Offensive coordinator Jeff Grimes said it took a while for the impact of COVID-19 to really settle in, as it did with most people. When the virus was still fairly new to the US, it was hard to process the significance of the situation and understand the newly-declared precautions until it became personal.
For Grimes, that moment came when one of his friends (who also works as a coach) tested positive back in June.
“That first person who really had to go through it, then it hits you — OK, now it feels real to me,” Grimes said. “… And I thought to myself, we really do need to be careful. And I think all of us, whether you’re a player or a coach, we recognize the importance of at least doing what we can to control what we can control and give ourselves the best chance to stay healthy.”
Running back Lopini Katoa hasn’t had anyone close to him get sick with COVID-19, but has seen the toll it’s taken with some distant friends that have gotten sick and it didn’t look pleasant.
However, even as the start of the semester is right around the corner, Katoa feels safe in his situation and the environment his coaches and staff have created for him and his teammates.
“I feel like everybody is doing great at just making sure we’re taking the proper steps to ensure the health and safety of the people on our team and in the staff as best we can,” Katoa said. “I feel good coming out every day knowing everybody is taking the proper steps and precautions.”
While the team has felt safe, it still hasn't been easy.
Now that the Cougars are in their second week of fall camp, players are getting better adjusted to practicing with a mask on, underneath their helmets, but once classes start there will be a new set of obstacles.
BYU is home to more than 30,000 undergraduate students. It is still unclear how much of the student population will make its way back to Provo or on campus for the fall semester, but it will definitely be the most populated since BYU moved to remote coursework and asked students to return home back in March.
Zach Wilson, who’s in the middle of a quarterback battle and hoping to earn the starting position once more, said people need to understand the significance of COVID-19 and realize that one of the best practices to avoid infection is to keep your distance from other people.
Even though BYU only has three games on their schedule at the moment, that mentality is what the football team is holding on to in hopes of playing this fall.
“The hard thing is we all want to play — every single player here at BYU wants to play this year,” Wilson said. “No doubt about it. So it’s really just taking those precautions that, hey, if we’re going to play, you’ve got to avoid some of those people outside of football. You’ve got to be able to stay with your roommates that are also on the team and not go out and go to a party and get sick and bring it to the team, or get sick and take it home.
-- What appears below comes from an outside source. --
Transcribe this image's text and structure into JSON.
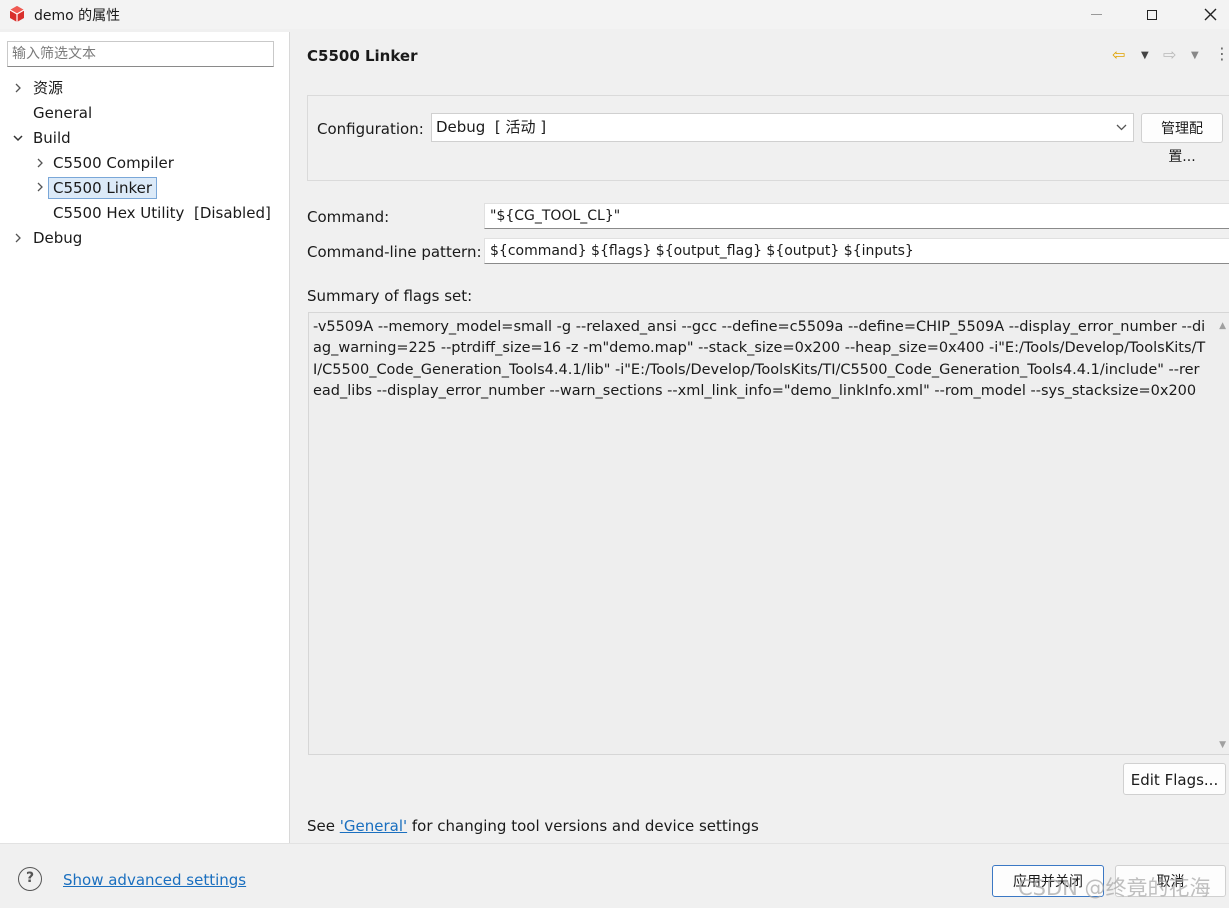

“We want to play and I think those are some of the sacrifices that we need, is just say ‘hey, if we want to play football, we just got to not go out of the house for a while.’”